Braamfontein finds its home in residential market

BRAAMFONTEIN’s residential property market is “cooking” and is one of the inner city’s success stories, say property pundits. They believe Braamfontein and nearby Newtown probably show the most promise. There is a great deal of demand for residential space in Braamfontein, which is close to tertiary institutions.

David Green, the MD of commercial, industrial and residential property brokers Pace Property Group, says demand for residential space was illustrated on November 4, at the launch of the new Broadway apartment block in Juta Street, Braamfontein. The 140-unit block, which is being marketed by Pace, sold out completely by the end of the weekend.

The average price of units was R350000 each, which included transfer duty costs, surround-sound music systems, plasma televisions and metallic-finish refrigerators. The complex also includes 24-hour security and a heated swimming pool.

This office-to-residential conversion development took place in a redundant office building.

The new buyers include a mixture of owner-occupiers and investors, “with an emphasis on owner-occupiers”.

Green says Pace will probably bring about 2000 new residential units to the market in Braamfontein and nearby central business district next year.

These units are in various residential developments, the largest being a single property with 400 units.

Green says Braamfontein and the central business district (CBD) are more orientated towards young couples and single people. “There is considerable demand. We have a waiting list for purchasers wanting to purchase in Broadway in the event that some of the current deals don’t go ahead or get bond approval.”

He says Braamfontein is attractive because it has an established infrastructure in terms of retail, banking and restaurant facilities. “And this is going to improve over the next year substantially as various upmarket retailers return to Braamfontein.”

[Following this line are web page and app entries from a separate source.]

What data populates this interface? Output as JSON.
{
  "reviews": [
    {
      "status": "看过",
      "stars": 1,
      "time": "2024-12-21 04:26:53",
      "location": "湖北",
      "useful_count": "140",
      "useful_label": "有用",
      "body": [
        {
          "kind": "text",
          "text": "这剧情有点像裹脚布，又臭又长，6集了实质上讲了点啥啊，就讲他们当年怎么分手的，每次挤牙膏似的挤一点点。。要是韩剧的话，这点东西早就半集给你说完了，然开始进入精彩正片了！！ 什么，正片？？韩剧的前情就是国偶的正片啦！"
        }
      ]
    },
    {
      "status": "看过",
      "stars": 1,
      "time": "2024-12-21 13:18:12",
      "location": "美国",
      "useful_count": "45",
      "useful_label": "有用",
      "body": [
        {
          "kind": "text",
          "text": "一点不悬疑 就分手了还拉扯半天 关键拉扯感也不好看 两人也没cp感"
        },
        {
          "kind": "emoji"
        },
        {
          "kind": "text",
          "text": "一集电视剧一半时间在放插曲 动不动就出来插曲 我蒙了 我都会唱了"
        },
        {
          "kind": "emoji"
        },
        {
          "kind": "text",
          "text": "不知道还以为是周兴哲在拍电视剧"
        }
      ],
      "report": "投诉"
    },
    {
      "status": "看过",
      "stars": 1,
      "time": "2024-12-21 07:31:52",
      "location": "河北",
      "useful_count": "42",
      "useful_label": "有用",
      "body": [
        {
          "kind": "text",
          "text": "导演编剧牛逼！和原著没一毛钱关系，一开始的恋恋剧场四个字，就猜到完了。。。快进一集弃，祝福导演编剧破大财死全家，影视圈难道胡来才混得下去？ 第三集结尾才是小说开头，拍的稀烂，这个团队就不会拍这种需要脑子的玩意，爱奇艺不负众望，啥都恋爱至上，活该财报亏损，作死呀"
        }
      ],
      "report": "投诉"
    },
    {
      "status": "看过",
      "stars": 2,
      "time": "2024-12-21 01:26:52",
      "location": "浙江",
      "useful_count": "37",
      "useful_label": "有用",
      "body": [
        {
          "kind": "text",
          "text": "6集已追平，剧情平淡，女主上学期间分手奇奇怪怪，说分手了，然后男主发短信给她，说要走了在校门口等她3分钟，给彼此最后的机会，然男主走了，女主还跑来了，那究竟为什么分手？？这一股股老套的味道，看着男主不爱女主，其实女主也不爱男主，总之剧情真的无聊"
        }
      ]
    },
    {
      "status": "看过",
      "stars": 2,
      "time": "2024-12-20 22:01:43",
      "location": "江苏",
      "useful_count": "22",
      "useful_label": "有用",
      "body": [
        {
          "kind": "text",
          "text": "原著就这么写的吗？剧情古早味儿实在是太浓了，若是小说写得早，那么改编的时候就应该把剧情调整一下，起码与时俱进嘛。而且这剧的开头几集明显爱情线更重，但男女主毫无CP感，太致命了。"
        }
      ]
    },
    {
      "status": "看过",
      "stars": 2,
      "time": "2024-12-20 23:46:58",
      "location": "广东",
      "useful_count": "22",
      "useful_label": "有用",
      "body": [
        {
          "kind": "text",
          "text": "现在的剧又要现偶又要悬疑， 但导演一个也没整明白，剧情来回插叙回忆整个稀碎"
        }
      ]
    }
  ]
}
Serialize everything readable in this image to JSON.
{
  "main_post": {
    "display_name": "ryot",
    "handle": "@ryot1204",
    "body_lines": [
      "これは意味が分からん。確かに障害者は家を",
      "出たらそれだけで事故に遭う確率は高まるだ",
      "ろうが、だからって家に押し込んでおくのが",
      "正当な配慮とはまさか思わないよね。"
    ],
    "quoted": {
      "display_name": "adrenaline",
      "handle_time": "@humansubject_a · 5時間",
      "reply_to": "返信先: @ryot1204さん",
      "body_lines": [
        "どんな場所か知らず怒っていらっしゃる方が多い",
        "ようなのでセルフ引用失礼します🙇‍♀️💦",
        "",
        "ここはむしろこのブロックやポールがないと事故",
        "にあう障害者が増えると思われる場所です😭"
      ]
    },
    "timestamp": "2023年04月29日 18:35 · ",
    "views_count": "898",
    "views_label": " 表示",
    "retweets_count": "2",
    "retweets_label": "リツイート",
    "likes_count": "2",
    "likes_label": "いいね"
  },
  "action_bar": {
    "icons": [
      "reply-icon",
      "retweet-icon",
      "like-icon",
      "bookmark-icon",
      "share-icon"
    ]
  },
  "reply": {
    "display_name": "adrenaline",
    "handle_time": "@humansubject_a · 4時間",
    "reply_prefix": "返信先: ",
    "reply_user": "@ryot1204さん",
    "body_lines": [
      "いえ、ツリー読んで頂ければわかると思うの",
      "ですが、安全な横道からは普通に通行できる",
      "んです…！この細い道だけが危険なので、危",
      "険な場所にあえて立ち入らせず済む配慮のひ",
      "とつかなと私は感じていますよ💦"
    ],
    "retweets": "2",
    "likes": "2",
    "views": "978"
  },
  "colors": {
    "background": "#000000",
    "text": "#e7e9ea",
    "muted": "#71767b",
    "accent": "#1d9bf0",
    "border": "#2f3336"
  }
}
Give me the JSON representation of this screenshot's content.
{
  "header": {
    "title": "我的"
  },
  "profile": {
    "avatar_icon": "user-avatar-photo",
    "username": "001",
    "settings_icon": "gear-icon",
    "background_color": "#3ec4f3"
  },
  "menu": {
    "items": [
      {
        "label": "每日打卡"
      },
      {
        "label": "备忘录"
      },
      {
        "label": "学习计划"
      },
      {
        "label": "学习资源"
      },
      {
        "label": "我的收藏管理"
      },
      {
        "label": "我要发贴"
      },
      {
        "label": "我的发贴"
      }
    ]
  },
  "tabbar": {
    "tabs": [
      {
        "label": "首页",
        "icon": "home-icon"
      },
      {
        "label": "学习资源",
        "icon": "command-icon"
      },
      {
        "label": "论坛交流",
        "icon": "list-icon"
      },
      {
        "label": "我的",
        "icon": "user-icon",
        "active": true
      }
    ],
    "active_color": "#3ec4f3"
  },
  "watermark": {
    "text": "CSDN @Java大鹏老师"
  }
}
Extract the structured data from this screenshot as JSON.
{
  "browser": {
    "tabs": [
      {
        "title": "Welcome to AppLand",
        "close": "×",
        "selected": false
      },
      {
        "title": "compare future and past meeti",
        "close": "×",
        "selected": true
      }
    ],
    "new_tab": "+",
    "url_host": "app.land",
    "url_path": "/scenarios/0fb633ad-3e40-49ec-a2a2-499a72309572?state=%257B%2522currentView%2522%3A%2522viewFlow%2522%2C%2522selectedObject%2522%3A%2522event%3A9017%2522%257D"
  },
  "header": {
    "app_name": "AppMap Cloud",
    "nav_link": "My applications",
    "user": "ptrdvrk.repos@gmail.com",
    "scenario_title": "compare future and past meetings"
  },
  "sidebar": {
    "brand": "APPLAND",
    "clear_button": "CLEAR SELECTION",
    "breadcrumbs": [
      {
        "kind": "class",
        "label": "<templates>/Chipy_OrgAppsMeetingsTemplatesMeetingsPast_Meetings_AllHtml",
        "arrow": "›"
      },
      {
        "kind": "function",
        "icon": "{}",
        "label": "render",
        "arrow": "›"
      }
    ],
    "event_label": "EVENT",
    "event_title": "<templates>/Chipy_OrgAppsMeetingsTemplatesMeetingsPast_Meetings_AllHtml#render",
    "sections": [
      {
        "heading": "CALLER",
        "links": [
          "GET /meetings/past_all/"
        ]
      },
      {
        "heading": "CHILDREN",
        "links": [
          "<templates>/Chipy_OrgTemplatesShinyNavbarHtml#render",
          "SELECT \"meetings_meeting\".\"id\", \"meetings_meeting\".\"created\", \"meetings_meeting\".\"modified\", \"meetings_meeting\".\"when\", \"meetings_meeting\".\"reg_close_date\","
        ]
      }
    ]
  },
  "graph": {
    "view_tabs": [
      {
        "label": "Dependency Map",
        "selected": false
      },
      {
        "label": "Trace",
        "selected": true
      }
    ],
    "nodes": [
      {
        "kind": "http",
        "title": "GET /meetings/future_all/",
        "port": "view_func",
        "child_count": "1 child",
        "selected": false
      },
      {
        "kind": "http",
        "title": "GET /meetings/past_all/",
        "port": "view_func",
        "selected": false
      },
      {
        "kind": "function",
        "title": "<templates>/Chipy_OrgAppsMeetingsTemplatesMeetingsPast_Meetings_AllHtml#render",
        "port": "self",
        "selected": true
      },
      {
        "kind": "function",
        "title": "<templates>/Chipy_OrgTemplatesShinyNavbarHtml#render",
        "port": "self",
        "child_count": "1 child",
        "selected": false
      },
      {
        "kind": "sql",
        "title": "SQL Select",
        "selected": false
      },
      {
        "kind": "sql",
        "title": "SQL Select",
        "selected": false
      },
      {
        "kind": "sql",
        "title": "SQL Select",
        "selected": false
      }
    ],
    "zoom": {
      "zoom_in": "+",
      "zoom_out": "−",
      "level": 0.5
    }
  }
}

Another factor favouring Braamfontein is that there is little low-income residential space already in existence, says Green, unlike Hillbrow and Berea, in which there are large low-income populations.

He says the profile of the Braamfontein buyer is no older than 35 years. These are generally newly married couples, with no or very young children, from all ethnic groups. “They are usually people employed in the CBD or surrounds, but including areas up to Sandton.”

Green says Pace has marketed the four biggest developments in Braamfontein, with involvement in various residential schemes in Newtown.

“I think Newtown and Braamfontein show the most promise for future residential development as there is an established infrastructure and an availability of land to develop.” He says the inner city’s financial district, where the major banks are situated, is more limited in terms of development opportunities. “There may be one or two developments to come out of there.”

Aengus Property Holdings, which has done a number of office-to-residential conversions in the inner city, including Braamfontein, believes that, in general, the inner city is turning around, but specific areas such as Braamfontein, Newtown and the “legal district” in the vicinity of the Johannesburg High Court, are showing good promise.

Aengus Property Holdings’ residential developments are held as rental stock. MD Richard Rubin says his company’s first office-to-residential conversion was in Braamfontein two-and-a-half years ago. Braamfontein Lofts, on the corner of Juta and Biccard Streets, is the group’s “best building in terms of occupancy rates”, with a waiting list of people eager to rent.

Gavin Meskin, the operations director for Aengus Property Holdings, says the group plans to develop more residential property in Braamfontein.

“If we could buy 10 buildings tomorrow, we would. The demand for residential space is huge.”

Article by: Nick Wilson -